is the picture of the guy standing next to it the thing you buy! if so that thing is HUGE! yay fist comment!
I ment to say first not fist.
never mind I just figured out it wasn’t 🙂
Who is that standing in front of the 8 ft. tall one? The guy who made it?
Jay, that’s Will. Read the article for more details. 😉
Yay! Less than a month till the Jedi defender class cruiser is released!! 😀 can’t wait to buy it! 😀
do you have a youtube channel admin
Yeah, what’s up?
Do you have a YouTube channel
Yeah, all the links to the social channels I’m on are in the left sidebar on top. 😉
That massive tower I’m standing in front of won 1st place as the best display at Bricks by the Bay 2012. The design was a group effort by a LUG called…I want to say, “One LUG to rule them all.” My memory is a bit fuzzy.

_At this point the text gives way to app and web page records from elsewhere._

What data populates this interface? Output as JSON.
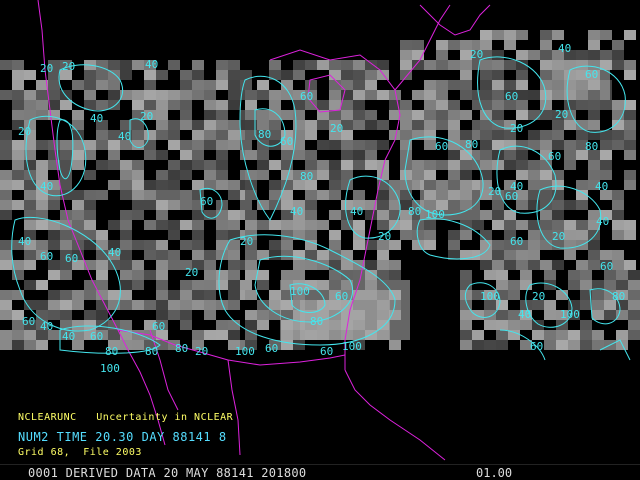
{
  "product": {
    "name": "NCLEARUNC",
    "description": "Uncertainty in NCLEAR",
    "time_line": "NUM2 TIME 20.30 DAY 88141 8",
    "grid_line": "Grid 68,  File 2003"
  },
  "status_bar": {
    "left": "0001 DERIVED DATA 20 MAY 88141 201800",
    "right": "01.00"
  },
  "colors": {
    "background": "#000000",
    "contour": "#44e6ee",
    "boundaries": "#dd22dd",
    "caption": "#ffff66"
  },
  "contour_labels": [
    "20",
    "40",
    "60",
    "80",
    "100"
  ],
  "map_labels": [
    {
      "text": "20"
    },
    {
      "text": "40"
    },
    {
      "text": "40"
    },
    {
      "text": "20"
    },
    {
      "text": "20"
    },
    {
      "text": "40"
    },
    {
      "text": "40"
    },
    {
      "text": "60"
    },
    {
      "text": "80"
    },
    {
      "text": "60"
    },
    {
      "text": "20"
    },
    {
      "text": "40"
    },
    {
      "text": "60"
    },
    {
      "text": "60"
    },
    {
      "text": "40"
    },
    {
      "text": "20"
    },
    {
      "text": "60"
    },
    {
      "text": "40"
    },
    {
      "text": "80"
    },
    {
      "text": "60"
    },
    {
      "text": "100"
    },
    {
      "text": "80"
    },
    {
      "text": "60"
    },
    {
      "text": "20"
    },
    {
      "text": "80"
    },
    {
      "text": "40"
    },
    {
      "text": "60"
    },
    {
      "text": "20"
    },
    {
      "text": "60"
    },
    {
      "text": "80"
    },
    {
      "text": "100"
    },
    {
      "text": "60"
    },
    {
      "text": "20"
    },
    {
      "text": "40"
    },
    {
      "text": "80"
    },
    {
      "text": "60"
    },
    {
      "text": "20"
    },
    {
      "text": "40"
    },
    {
      "text": "60"
    },
    {
      "text": "40"
    },
    {
      "text": "20"
    },
    {
      "text": "60"
    },
    {
      "text": "60"
    },
    {
      "text": "100"
    },
    {
      "text": "80"
    },
    {
      "text": "60"
    },
    {
      "text": "20"
    },
    {
      "text": "40"
    },
    {
      "text": "80"
    },
    {
      "text": "100"
    },
    {
      "text": "100"
    },
    {
      "text": "80"
    },
    {
      "text": "100"
    },
    {
      "text": "60"
    },
    {
      "text": "20"
    },
    {
      "text": "60"
    },
    {
      "text": "40"
    },
    {
      "text": "20"
    },
    {
      "text": "40"
    },
    {
      "text": "20"
    },
    {
      "text": "100"
    },
    {
      "text": "80"
    },
    {
      "text": "60"
    },
    {
      "text": "60"
    },
    {
      "text": "40"
    },
    {
      "text": "20"
    }
  ]
}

It was the biggest MOC at the convention and featured a massive battle at its foot. To give you an idea of its size I’m a short fellow at 5’6″ and the table seemed to only be a couple of feet off the ground.
So to give a comparison, the official LEGO set if placed on the floor would probably reach the table.
The only reason I’m in the pic is because I wanted a size reference later to confirm it was really that big.
Only 2 more months till I get this!!! 😀 this is one of the best sets i’ve seen all year.
Great review Will, though I’m not a fan of LotR the set is still a nice one. Somewhat ironically I used the Turned LEGO Plate technique just a day or two ago!
Ordered this set last night from LEGO.com!!! I can’t wait!!! 😛
You did???!!! Awesome! 😀
I love treebeard and wormtongue. that pretty much is why I want it. well, actually the tower is awesome too. but I am sooooooooooo mad that it’s 200 bucks!!!! they’re probably only gonna include my favorite characters in this set in this set. that’s awkward.
not about the minifigs, about my double “in this set.” it’s not odd that they’re doin’ that figs thing that I mentioned. forget it.
btw, Noah, you’re super lucky!!!!!
Oh man… this would look great in my basement. I want it so badly I can taste it!!
it tastes like plastic
Nice review! Keep going back and forth as to whether I’m going to get this one (or two) or not. Have all the other LOTR sets- it’s just, I don’t know….$ I guess. lol
Sounds like you are a dedicated LOTR fan. What’s holding you back on this one? Just curious. 🙂
Part of it has been the minifigs- for a $200 set you basically get Grima Wormtongue (ok, and an Ent). I realize the structure itself is the point of the set, but still. Thinking this is the weekend to pull the trigger. It’s phasing out and my personality is such that the minute it retires I’m going to wish I got it. lol. Not to mention the fact that I’d really kick myself if I didn’t get it and Lego ends up approving Minas Tirith.
You might consider buying it now as it is Double VIP Point period until the end of the month, and just don’t open it until you are positive you really want it. I have done this with a couple of sets that I wasn’t 100% sure about, but I also didn’t want to miss out on. If you don’t feel inspired to open the set within a year, then you can consider reselling it (or wait a bit longer until it gets retired and the price goes up) or trade it for another set that you like better.
I have used this strategy a couple of times with some large sets. One of them I traded for another set that I wanted more, and the other one I still have, but I never ended up opening it, so I’m planning to sell it now as it seems like I don’t want it that much after all. Using this strategy allows you to think about it some more without running the risk of missing out. And it might also end up being a nice investment. 🙂
That’s a good idea! Was actually at Lego Store today and picked one up along with the UCS X-Wing. Not crazy about either set but they are both on the way out and like you suggested, I can always sell it (them). I have to say though, now that I have the set in my hot little hands, it looks like a ton of fun to build and, with all that black, a nice looking set when built. Thank you!
Nice! My rule is that if I don’t get inspired to open and build the set within one year, then it will have to go. Most sets I break open as soon as I get them, but with some of the larger ones I wait until I have a chunk of time to put them together. If that wait turns into a prolonged period of time, I probably didn’t want it that much anyway. Enjoy your loot! 😛